Friday, April 10, 2009

She’s the BEST Employee I’ve NEVER Met (via Mashable)

While Digging through the king of all media sites about media sites, Mashable, I found a must-bookmark page of How-To's. One of the articles, "She’s the BEST Employee I’ve NEVER Met" is a gem.

As a Second Lifer reading this, and as any Second Lifer reading would think; 'This is common in SL'. How often in SL do you do business with people you don't know in the real world? All the time, right?! How often do you refer a SL associate to another inworld? All the time, right?!

Personally, working with people I haven't met in the real world (but feel comfortable with in Second Life, or online) is my cup of tea. I am glad Second Life has been offering this form of business relationships for some time now.


She’s the BEST Employee I’ve NEVER Met
J.T. O’Donnell is a nationally syndicated career strategist, corporate trainer and founder of You can follow her on Twitter

Would you refer a stranger to a job? I guess that all depends on what your definition of ‘stranger’ is these days. Let me explain… Last week, I sent an email to an HR Director introducing a candidate. Seems normal, right? Well, the catch is that I’ve never met the person I referred, or the HR Director - in person, that is. I met them on LinkedIn

The virtual referral

I actually became connected with the candidate a few months ago. Ironically, yet another ‘online colleague’ (a person I’ve become acquainted with online, but have never met), referred her to me. The candidate sent me an e-mail with some questions and we started an interesting conversation, which indirectly led me to learn all about her strengths as an employee.

Eventually, I offered my help introducing her to a writer she admired. She was both grateful and was quite professional throughout the process. Her credibility continued to increase in my mind. So, when she mentioned a company in her area that she was trying to get an interview with, but had had no luck reaching the HR Director, I decided to check my online networking sources and sent an e-mail introduction request on her behalf. I simply explained the reason for my contact, mentioned the candidate’s name and provided a link to her online resume.

Why would I go to such lengths to help a stranger?

local1Here are a few reasons:

1. In my mind, she’s not a stranger. While it is true that 93% of effective communication between two people is done face-to-face (i.e. voice tone and pace, eye contact, body language, facial expressions, etc.), the reality is that she only got to use 7% of her communication skills (the words and style of her writing) by e-mail to connect with me. I had multiple dialogs with her online – and all of them were consistently professional and enjoyable.

2. Networking online is easy an efficient. These days, it is estimated that over 80% of jobs are gotten by referral. FACT: The ‘Six Degrees of Separation Theory’ truly applies when it comes to job search. Just look at the evidence: it took me all of three minutes to learn that I was only two contacts away from the HR Director she wanted to meet, and just another five minutes of my time to send the e-mail recommending her.

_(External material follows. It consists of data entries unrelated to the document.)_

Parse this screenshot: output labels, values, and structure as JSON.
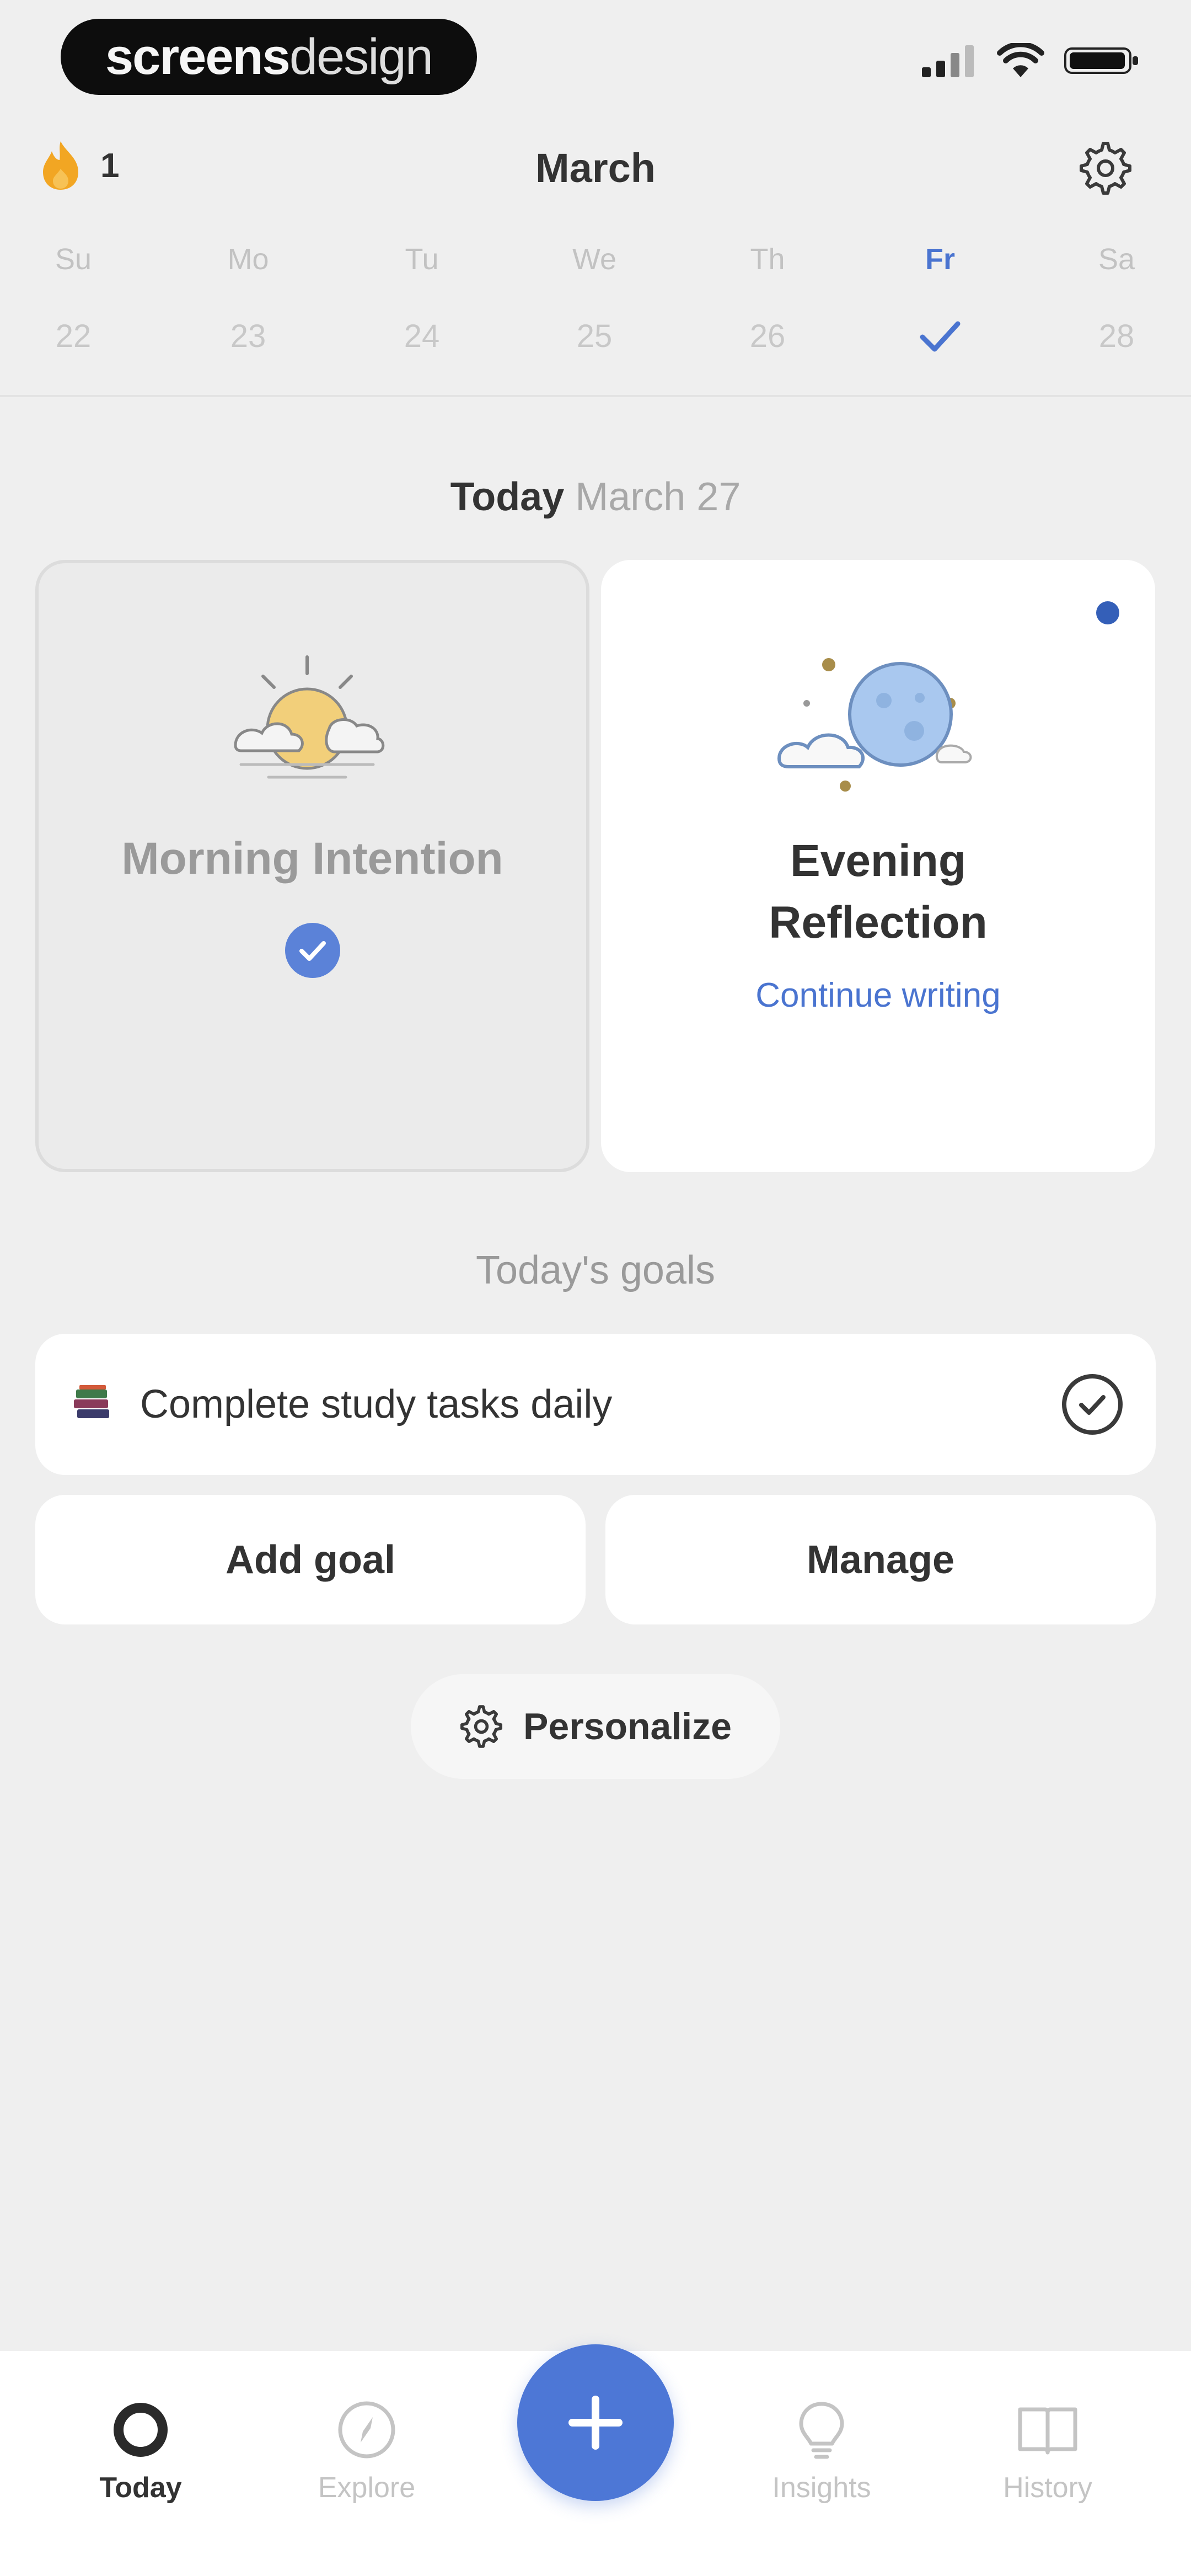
{
  "status_bar": {
    "logo_bold": "screens",
    "logo_light": "design",
    "icons": [
      "cellular-signal-icon",
      "wifi-icon",
      "battery-icon"
    ]
  },
  "header": {
    "streak_count": "1",
    "streak_icon": "flame-icon",
    "month": "March",
    "settings_icon": "gear-icon"
  },
  "week": {
    "days": [
      {
        "name": "Su",
        "num": "22"
      },
      {
        "name": "Mo",
        "num": "23"
      },
      {
        "name": "Tu",
        "num": "24"
      },
      {
        "name": "We",
        "num": "25"
      },
      {
        "name": "Th",
        "num": "26"
      },
      {
        "name": "Fr",
        "num": "",
        "completed": true
      },
      {
        "name": "Sa",
        "num": "28"
      }
    ],
    "active_index": 5
  },
  "today": {
    "label": "Today",
    "date": "March 27"
  },
  "cards": {
    "morning": {
      "title": "Morning Intention",
      "completed": true,
      "icon": "sun-cloud-icon"
    },
    "evening": {
      "title": "Evening Reflection",
      "link": "Continue writing",
      "icon": "moon-cloud-icon",
      "unread": true
    }
  },
  "goals": {
    "heading": "Today's goals",
    "items": [
      {
        "label": "Complete study tasks daily",
        "icon": "books-icon",
        "done": true
      }
    ],
    "add_label": "Add goal",
    "manage_label": "Manage"
  },
  "personalize": {
    "label": "Personalize",
    "icon": "gear-icon"
  },
  "tabbar": {
    "tabs": [
      {
        "label": "Today",
        "icon": "ring-icon",
        "active": true
      },
      {
        "label": "Explore",
        "icon": "compass-icon",
        "active": false
      },
      {
        "label": "Insights",
        "icon": "lightbulb-icon",
        "active": false
      },
      {
        "label": "History",
        "icon": "book-icon",
        "active": false
      }
    ],
    "fab_icon": "plus-icon"
  },
  "colors": {
    "accent": "#4d77d6",
    "background": "#efefef",
    "card": "#ffffff",
    "streak": "#f2a623"
  }
}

3. Being helpful is good for your business-of-one. Leveraging our contacts online to help someone find a job in this economy is thoughtful and much needed. Not to mention, it boosts your own credibility as a professional. Besides, you just never know when you might need the favor returned. The reality is that anyone you refer still has to get the job, the assignment, or the sale on their own. So, it’s not a big investment on your part. I actually think the returns are greater for the person who does the referring.

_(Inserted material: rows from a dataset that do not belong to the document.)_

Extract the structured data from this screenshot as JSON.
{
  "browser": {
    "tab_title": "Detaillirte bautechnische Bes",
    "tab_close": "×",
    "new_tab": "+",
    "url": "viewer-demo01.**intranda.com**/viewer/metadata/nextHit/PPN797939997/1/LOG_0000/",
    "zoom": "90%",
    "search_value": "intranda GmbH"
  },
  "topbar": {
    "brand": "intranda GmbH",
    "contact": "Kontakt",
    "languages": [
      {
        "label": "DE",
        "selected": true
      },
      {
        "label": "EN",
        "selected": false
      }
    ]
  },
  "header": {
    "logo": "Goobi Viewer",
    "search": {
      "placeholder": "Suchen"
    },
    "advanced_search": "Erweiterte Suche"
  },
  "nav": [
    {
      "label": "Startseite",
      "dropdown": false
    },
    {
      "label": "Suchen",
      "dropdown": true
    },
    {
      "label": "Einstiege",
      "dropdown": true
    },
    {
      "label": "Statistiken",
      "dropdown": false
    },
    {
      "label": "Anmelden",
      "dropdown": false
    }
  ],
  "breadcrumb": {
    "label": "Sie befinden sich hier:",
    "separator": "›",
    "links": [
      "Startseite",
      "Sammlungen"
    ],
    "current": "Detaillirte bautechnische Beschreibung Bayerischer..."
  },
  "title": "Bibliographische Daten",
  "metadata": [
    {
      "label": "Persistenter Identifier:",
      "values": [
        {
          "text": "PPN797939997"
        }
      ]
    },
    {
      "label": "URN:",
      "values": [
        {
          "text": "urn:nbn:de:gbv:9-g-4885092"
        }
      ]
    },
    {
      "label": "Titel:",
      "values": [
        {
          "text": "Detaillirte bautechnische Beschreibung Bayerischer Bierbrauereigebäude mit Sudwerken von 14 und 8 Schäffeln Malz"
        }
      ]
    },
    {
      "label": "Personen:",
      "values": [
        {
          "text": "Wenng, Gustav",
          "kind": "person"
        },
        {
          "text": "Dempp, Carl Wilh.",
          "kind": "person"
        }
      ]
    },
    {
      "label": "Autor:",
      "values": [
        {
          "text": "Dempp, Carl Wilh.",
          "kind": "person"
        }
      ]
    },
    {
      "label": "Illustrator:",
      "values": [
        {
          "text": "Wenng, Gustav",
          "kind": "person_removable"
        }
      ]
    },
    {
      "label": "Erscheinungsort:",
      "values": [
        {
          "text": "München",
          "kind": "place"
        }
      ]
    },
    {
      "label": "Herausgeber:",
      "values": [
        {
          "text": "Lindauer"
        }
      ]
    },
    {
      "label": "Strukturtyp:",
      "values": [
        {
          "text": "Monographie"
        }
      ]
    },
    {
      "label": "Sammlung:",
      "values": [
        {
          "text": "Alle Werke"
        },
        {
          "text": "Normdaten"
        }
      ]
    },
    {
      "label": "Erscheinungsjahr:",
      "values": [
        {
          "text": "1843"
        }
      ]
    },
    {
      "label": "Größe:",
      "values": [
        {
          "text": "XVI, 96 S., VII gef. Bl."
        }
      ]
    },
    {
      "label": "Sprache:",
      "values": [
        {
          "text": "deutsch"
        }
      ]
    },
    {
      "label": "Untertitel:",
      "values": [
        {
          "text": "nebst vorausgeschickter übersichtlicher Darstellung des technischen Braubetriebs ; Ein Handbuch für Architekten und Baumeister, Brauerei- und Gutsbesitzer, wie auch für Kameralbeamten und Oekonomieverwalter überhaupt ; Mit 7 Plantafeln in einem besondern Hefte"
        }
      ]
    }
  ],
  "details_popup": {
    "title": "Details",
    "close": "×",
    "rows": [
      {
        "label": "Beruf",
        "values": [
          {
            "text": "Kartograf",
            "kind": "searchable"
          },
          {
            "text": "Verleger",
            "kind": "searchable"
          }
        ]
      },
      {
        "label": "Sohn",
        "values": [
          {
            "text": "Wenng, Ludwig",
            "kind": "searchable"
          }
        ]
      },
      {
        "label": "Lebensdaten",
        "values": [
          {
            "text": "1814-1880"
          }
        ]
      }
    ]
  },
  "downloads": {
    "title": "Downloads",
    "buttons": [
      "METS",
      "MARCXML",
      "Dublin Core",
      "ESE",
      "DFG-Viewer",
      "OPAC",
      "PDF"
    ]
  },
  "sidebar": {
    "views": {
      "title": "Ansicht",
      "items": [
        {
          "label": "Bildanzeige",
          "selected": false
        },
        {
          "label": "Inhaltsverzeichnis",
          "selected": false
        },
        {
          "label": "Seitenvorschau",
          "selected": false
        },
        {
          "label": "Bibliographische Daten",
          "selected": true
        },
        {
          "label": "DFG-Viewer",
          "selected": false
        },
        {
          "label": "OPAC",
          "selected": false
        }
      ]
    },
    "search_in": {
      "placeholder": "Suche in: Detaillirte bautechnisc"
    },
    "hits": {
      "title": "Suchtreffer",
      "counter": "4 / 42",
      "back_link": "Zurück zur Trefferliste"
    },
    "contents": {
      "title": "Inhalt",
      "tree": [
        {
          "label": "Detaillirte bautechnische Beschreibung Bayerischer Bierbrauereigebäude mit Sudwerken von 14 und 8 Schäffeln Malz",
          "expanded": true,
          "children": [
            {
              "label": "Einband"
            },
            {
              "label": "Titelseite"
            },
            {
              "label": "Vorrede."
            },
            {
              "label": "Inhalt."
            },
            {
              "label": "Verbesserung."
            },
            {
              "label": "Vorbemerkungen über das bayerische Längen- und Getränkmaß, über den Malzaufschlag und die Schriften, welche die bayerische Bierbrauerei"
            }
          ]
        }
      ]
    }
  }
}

The social media advantage

Here’s another example of how social media tools can be used to help people we’ve never met

read more | digg story

1 comment:

MonkAre said...

It’s so nice site. We love to see more on this site. Keep on updating… MonkAreRee Bali ***sZxzxa